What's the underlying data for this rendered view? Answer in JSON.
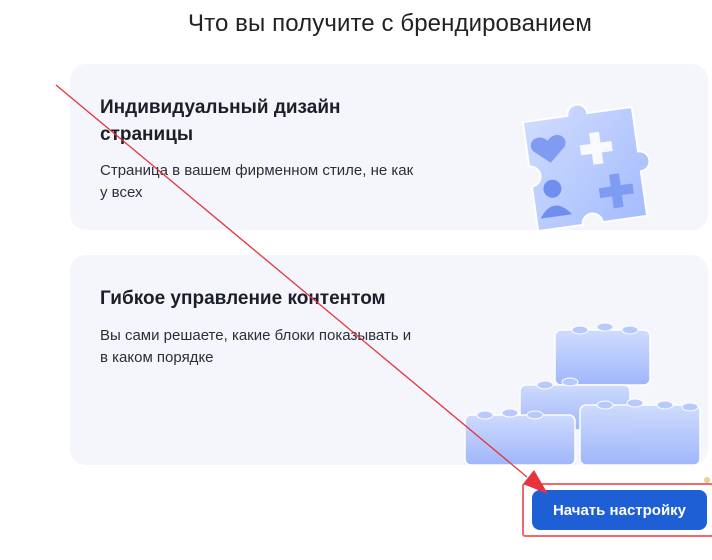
{
  "page": {
    "title": "Что вы получите с брендированием"
  },
  "cards": [
    {
      "title": "Индивидуальный дизайн страницы",
      "description": "Страница в вашем фирменном стиле, не как у всех",
      "illustration": "puzzle-icon"
    },
    {
      "title": "Гибкое управление контентом",
      "description": "Вы сами решаете, какие блоки показывать и в каком порядке",
      "illustration": "blocks-icon"
    }
  ],
  "actions": {
    "start_setup_label": "Начать настройку"
  },
  "annotation": {
    "arrow_color": "#e8323c",
    "highlight_color": "#f06a6a"
  },
  "colors": {
    "primary": "#1f5fd6",
    "card_background": "#f4f6fb"
  }
}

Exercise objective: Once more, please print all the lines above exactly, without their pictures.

Result:
What's the underlying data for this rendered view? Answer in JSON.
{
  "page": {
    "title": "Что вы получите с брендированием"
  },
  "cards": [
    {
      "title": "Индивидуальный дизайн страницы",
      "description": "Страница в вашем фирменном стиле, не как у всех",
      "illustration": "puzzle-icon"
    },
    {
      "title": "Гибкое управление контентом",
      "description": "Вы сами решаете, какие блоки показывать и в каком порядке",
      "illustration": "blocks-icon"
    }
  ],
  "actions": {
    "start_setup_label": "Начать настройку"
  },
  "annotation": {
    "arrow_color": "#e8323c",
    "highlight_color": "#f06a6a"
  },
  "colors": {
    "primary": "#1f5fd6",
    "card_background": "#f4f6fb"
  }
}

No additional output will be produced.